Supplied data |
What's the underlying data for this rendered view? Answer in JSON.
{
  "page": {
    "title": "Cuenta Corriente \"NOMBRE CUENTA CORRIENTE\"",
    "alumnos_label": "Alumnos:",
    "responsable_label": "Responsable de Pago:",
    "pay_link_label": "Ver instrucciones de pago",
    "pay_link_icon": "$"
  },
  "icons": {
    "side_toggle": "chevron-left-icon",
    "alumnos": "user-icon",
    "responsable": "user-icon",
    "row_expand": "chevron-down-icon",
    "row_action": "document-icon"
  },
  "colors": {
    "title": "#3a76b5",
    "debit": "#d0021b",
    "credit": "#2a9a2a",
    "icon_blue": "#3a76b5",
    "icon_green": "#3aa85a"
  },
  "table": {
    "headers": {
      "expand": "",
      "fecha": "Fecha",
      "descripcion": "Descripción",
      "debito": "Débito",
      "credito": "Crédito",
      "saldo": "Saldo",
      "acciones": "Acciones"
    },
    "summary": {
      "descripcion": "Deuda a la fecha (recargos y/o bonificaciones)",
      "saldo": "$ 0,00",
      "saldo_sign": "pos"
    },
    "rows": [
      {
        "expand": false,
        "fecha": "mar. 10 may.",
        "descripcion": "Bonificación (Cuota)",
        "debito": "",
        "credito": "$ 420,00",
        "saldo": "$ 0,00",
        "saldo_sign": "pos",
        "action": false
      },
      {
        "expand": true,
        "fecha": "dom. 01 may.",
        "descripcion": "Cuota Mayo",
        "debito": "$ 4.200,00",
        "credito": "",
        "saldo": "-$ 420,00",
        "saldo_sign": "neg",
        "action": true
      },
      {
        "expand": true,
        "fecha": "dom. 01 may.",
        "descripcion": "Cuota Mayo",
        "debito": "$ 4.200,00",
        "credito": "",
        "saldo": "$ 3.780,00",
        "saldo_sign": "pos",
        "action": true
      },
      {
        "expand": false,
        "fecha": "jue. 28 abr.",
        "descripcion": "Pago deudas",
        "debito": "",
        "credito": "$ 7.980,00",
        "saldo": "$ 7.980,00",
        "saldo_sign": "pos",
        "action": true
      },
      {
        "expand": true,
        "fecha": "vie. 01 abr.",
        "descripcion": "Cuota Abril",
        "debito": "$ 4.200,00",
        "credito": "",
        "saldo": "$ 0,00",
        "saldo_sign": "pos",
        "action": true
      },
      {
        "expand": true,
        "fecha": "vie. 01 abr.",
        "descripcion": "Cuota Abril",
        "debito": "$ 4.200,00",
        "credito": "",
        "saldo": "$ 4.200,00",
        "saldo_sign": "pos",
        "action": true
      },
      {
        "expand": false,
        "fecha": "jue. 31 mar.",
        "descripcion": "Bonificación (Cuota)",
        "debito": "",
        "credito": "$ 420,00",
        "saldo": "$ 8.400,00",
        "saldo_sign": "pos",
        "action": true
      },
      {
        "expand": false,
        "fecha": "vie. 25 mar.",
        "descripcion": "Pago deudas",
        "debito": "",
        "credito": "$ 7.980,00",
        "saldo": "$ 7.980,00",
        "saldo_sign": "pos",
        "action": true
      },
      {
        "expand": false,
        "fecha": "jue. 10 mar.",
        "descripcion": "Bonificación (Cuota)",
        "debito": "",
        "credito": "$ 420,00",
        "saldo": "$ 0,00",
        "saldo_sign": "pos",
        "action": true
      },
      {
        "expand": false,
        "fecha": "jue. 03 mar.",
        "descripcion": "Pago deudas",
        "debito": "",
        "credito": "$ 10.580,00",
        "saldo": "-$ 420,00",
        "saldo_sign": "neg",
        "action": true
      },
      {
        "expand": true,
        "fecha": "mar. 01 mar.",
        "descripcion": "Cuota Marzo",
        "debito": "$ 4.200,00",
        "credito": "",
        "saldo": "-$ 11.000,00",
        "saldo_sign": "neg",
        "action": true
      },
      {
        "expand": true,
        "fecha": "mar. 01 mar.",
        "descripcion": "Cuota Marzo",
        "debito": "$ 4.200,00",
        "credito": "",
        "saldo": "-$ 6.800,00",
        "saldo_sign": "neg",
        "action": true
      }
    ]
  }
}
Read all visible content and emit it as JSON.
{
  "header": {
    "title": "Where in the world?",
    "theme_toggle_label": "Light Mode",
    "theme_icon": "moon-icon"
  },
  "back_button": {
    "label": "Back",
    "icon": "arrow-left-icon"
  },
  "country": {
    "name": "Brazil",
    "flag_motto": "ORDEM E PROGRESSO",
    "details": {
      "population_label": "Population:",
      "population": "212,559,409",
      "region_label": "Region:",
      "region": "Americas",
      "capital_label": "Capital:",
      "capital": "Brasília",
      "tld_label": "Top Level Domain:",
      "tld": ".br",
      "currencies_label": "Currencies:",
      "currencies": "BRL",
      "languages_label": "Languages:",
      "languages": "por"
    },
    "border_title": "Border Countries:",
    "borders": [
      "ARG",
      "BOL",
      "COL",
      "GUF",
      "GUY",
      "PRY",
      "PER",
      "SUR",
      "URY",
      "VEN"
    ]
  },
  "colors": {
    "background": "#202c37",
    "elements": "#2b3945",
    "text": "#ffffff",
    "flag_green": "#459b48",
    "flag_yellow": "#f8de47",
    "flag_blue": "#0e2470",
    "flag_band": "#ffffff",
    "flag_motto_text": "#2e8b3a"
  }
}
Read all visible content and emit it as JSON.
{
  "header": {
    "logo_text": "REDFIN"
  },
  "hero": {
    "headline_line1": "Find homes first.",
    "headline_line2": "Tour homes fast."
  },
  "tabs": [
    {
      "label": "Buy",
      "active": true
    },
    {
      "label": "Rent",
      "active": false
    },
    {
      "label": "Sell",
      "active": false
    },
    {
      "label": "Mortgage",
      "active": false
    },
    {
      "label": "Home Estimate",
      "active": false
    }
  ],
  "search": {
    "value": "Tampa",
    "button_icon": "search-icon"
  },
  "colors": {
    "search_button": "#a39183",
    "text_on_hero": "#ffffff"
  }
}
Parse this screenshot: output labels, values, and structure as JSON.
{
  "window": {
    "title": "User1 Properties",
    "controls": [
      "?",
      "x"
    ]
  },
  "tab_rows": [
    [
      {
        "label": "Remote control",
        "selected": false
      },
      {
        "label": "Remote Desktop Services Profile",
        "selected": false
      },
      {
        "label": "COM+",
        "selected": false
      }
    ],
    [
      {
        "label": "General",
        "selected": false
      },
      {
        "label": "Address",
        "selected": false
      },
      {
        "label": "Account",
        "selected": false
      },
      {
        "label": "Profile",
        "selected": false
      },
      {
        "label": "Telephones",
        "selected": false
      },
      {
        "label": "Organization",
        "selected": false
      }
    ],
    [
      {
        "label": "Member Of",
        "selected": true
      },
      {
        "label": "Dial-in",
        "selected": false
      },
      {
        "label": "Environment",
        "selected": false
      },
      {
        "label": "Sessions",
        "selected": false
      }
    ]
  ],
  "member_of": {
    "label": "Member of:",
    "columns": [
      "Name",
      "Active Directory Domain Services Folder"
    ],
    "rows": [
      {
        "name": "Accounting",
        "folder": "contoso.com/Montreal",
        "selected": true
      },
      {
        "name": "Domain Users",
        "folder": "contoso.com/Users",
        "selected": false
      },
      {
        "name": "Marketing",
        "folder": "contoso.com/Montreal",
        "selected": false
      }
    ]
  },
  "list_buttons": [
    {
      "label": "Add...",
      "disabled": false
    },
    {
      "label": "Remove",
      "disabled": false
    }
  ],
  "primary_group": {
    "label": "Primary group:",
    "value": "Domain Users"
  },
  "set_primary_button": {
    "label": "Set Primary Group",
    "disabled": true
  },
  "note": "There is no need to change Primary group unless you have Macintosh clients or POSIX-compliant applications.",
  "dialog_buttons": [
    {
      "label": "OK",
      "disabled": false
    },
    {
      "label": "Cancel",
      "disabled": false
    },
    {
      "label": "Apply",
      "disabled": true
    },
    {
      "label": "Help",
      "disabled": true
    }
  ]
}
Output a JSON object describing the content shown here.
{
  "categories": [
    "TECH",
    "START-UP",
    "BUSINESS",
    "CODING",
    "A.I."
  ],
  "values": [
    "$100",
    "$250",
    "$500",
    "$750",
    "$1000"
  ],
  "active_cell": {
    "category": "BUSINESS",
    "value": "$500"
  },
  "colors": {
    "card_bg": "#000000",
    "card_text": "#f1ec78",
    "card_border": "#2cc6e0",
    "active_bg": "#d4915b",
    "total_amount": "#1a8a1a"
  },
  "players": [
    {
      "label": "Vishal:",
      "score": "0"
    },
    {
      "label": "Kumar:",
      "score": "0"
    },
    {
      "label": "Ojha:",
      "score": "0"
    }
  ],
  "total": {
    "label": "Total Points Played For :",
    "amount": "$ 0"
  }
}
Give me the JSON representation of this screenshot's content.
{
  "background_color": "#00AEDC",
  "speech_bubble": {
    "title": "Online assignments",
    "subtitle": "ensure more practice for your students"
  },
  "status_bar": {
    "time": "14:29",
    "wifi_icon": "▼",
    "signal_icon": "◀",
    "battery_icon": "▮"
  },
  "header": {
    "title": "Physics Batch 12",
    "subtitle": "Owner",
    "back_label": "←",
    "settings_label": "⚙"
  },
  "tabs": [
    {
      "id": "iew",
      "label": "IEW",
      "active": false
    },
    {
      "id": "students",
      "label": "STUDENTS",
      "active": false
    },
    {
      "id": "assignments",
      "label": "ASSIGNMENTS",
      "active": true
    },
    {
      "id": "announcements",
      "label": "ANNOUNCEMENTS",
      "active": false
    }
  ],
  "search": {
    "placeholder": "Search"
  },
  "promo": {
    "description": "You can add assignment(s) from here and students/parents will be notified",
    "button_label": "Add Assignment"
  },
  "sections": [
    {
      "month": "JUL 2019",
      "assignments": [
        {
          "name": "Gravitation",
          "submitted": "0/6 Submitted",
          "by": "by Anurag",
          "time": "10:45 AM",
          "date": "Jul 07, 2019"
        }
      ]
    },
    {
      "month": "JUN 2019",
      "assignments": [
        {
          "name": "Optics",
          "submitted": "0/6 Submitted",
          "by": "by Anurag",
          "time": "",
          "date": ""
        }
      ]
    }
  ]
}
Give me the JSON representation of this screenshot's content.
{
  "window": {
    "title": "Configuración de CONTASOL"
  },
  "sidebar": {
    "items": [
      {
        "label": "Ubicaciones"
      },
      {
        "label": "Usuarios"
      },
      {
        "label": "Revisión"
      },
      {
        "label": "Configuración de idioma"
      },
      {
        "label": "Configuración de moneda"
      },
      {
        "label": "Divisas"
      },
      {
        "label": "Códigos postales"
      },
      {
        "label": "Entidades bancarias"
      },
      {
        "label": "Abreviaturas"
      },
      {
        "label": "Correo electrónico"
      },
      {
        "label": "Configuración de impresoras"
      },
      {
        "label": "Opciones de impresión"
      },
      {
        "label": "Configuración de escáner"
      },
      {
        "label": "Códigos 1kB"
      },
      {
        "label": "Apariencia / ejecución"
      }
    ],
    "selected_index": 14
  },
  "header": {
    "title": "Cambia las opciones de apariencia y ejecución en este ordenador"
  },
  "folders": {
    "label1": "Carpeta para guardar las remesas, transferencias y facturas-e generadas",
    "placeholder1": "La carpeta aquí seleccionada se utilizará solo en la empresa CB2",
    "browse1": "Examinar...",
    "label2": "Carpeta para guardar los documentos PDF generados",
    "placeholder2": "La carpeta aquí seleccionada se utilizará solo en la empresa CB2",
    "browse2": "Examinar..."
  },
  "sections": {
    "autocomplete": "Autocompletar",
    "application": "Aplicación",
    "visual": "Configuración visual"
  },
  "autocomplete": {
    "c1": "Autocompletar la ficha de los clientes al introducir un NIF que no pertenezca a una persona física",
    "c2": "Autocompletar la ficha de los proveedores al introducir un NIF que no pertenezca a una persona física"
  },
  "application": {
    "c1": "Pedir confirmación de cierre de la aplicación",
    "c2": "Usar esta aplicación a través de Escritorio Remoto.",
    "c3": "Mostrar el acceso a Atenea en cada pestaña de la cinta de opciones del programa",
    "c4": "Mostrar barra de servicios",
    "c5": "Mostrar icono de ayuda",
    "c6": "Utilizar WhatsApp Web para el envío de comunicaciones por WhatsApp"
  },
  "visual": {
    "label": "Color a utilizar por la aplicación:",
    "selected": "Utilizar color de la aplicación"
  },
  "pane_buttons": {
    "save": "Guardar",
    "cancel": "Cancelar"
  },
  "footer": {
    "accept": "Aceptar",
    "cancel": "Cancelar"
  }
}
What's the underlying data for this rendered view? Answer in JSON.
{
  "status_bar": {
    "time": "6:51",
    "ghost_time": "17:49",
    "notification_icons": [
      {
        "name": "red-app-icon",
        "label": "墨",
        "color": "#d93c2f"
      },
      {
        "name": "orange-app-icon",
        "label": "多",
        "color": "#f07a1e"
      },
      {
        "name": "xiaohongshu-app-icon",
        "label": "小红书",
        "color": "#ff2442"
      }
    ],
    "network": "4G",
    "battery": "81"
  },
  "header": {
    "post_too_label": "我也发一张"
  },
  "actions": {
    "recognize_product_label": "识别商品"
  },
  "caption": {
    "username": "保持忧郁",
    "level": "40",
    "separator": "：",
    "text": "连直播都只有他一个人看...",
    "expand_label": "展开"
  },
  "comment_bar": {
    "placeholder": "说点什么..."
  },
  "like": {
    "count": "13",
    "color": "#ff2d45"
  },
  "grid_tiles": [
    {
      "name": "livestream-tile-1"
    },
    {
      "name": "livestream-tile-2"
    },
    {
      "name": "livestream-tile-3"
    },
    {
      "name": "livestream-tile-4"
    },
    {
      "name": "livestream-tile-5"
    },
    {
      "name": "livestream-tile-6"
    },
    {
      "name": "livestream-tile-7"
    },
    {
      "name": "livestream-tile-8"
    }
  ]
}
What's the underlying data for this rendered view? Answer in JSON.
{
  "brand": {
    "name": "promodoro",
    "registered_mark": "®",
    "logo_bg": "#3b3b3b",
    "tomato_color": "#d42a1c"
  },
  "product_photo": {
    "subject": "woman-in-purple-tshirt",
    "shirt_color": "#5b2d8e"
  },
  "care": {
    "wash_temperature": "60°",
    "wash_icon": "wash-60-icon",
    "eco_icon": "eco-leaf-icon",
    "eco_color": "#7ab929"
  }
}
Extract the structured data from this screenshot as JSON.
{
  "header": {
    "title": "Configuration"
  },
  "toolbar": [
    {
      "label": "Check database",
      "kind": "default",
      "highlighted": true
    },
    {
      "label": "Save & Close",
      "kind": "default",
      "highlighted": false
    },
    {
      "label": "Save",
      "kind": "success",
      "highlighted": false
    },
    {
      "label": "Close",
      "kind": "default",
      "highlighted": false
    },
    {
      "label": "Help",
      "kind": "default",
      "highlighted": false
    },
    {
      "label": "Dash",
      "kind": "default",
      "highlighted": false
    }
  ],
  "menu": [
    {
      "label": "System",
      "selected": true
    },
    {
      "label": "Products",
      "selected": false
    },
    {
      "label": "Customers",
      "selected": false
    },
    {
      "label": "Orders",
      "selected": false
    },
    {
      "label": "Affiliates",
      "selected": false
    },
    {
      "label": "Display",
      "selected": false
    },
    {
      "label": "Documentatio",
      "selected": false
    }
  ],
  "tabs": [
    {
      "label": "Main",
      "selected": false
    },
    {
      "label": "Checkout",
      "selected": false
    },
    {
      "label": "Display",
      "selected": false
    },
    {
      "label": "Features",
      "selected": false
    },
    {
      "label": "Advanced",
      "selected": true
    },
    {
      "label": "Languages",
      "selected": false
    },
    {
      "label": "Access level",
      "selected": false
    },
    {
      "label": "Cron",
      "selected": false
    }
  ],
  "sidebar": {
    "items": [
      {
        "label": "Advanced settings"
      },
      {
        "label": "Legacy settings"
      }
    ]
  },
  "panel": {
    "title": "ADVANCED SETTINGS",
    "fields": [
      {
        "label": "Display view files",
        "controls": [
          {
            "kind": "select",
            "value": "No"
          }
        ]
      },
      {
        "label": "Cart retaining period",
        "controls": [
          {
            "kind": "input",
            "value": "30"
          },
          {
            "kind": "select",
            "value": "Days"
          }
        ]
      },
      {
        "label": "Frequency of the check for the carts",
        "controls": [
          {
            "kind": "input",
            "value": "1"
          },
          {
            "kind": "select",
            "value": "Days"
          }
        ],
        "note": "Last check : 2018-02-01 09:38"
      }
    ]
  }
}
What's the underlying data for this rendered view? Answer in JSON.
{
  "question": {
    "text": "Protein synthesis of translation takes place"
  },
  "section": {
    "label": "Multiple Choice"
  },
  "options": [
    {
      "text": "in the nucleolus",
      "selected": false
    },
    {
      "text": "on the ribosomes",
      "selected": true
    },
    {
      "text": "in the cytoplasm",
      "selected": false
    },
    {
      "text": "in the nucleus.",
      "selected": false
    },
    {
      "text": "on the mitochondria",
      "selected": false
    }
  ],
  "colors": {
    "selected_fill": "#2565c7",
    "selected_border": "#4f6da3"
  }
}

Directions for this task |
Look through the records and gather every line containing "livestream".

Answer to this task |
      "name": "livestream-tile-1"
      "name": "livestream-tile-2"
      "name": "livestream-tile-3"
      "name": "livestream-tile-4"
      "name": "livestream-tile-5"
      "name": "livestream-tile-6"
      "name": "livestream-tile-7"
      "name": "livestream-tile-8"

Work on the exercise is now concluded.